When we speak to him at PSX, still spinning from our first experience of Rez Infinite (p38), Tetsuya Mizuguchi warns against the dangers of pursuing realism in VR. It’s a potential creative cul-de-sac he’s in no danger of striding into with his jaw-looseningly psychedelic virtual-reality rendition of the Dreamcast classic. Rez remains an idiosyncratic, refreshing creation even today, and Mizuguchi goes further by rejecting many of the rules that are gradually coalescing for VR developers.
CCP’s EVE: Valkyrie (p42) is more traditional in its approach to VR game design, seating the player in a solid-feeling spacecraft and sending them out to battle as one of several combatant classes designed to complement other players’ choices. But even this more familiar setup resists the drudgery of reality for a dramatic mini space opera in which consciousness is transferred from one cloned body to the next as required, and futuristic-sounding lasers are audible through the vacuum of a colourful, painterly space.
Deus Ex: Mankind Divided’s (p46) vision of the future might not be designed to be viewed through a head-mounted display, but Eidos Montreal is adhering to much of Mizuguchi’s logic all the same. The latest Deus Ex instalment is as focused on flamboyant fashion, architecture and art as it is on advanced technology.

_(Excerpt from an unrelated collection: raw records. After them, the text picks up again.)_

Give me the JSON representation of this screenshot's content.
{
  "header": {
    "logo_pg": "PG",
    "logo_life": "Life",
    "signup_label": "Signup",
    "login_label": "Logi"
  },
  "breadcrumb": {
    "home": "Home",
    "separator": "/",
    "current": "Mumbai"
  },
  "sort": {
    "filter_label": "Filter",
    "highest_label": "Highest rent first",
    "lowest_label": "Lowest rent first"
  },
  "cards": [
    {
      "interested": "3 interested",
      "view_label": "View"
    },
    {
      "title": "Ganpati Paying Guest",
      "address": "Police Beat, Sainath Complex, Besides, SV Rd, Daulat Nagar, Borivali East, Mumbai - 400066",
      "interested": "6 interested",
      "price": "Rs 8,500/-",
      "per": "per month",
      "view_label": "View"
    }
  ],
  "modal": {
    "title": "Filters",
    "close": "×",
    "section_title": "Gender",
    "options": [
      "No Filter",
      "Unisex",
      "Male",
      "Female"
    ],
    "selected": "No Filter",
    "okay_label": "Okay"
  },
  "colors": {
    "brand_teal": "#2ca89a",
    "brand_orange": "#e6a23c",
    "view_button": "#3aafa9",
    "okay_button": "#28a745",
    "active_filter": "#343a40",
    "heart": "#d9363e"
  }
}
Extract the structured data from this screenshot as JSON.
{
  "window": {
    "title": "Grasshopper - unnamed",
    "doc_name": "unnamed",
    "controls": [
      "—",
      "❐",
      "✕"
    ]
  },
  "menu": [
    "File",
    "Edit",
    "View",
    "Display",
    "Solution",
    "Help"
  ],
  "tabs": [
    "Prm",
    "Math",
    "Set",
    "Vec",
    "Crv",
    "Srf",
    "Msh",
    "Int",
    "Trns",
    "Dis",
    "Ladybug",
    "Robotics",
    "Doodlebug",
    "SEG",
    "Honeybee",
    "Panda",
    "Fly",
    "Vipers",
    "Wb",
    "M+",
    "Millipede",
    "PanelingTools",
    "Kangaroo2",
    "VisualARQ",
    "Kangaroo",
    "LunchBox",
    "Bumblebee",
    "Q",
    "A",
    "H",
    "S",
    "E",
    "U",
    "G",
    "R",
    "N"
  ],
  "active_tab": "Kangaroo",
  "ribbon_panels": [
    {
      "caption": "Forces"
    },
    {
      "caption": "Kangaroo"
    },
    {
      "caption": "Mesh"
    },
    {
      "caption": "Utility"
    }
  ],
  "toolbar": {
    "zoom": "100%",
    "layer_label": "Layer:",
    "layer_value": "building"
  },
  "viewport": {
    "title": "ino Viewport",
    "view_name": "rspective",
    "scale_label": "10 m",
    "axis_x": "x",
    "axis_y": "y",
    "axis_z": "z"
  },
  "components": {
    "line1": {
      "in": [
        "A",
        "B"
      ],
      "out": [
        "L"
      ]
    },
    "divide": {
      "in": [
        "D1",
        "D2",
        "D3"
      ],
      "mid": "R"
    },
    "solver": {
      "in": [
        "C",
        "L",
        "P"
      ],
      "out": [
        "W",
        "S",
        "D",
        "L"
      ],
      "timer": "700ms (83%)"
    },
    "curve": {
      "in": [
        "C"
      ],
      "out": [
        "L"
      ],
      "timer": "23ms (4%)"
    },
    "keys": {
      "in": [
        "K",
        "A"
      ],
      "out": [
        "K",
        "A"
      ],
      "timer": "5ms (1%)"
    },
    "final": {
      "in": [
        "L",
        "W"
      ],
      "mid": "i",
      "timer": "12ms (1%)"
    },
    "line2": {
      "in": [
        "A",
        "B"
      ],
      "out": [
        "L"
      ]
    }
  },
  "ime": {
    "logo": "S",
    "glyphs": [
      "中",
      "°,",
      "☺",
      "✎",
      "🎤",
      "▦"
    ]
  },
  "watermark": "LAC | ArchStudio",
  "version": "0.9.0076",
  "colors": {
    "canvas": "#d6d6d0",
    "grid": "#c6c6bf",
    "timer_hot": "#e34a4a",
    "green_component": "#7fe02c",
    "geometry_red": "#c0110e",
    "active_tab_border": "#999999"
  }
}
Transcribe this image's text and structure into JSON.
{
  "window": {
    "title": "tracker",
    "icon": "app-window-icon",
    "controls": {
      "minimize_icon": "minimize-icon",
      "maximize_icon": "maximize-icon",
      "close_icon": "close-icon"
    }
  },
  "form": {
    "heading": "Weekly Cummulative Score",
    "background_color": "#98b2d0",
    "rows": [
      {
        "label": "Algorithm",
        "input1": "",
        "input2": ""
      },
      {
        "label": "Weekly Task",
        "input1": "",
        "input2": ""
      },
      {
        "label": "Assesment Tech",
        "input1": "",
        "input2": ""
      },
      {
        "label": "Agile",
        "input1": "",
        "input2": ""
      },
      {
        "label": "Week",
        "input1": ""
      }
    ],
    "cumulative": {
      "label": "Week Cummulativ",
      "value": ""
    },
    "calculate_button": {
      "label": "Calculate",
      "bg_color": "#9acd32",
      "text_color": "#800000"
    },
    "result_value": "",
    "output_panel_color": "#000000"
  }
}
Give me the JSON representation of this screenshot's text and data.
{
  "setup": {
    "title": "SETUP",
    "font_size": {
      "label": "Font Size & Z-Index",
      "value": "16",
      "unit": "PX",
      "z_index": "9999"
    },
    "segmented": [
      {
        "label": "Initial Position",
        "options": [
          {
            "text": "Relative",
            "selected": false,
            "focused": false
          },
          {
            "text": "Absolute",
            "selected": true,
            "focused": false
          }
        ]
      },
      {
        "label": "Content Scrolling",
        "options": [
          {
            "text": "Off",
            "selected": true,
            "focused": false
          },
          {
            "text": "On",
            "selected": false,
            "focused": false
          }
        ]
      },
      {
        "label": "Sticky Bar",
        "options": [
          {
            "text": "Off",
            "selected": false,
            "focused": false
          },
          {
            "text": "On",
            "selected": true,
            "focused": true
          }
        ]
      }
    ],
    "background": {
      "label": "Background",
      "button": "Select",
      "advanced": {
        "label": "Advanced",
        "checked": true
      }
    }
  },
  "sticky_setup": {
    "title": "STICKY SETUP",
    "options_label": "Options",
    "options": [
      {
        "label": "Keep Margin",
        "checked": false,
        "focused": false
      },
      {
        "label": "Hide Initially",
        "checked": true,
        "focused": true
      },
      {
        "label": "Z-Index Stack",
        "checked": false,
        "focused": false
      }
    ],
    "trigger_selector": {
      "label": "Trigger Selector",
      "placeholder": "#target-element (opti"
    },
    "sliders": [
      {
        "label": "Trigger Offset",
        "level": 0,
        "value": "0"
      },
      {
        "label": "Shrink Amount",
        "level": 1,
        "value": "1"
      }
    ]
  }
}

In all aspects, the game strays as far from humdrum domesticity as it can, and the results are dazzlingly unfamiliar.
But whether games are built with VR in mind or not, their capacity to provide new ways to experience and explore the world we live in is just as potent as the unrecognisable places they might take us. By all means carve out new spaces and worlds for us to inhabit when designing for VR, but keep in mind the potential for reflection and subversion in real-world experiences through what is the most immersive way of interacting with games yet conceived.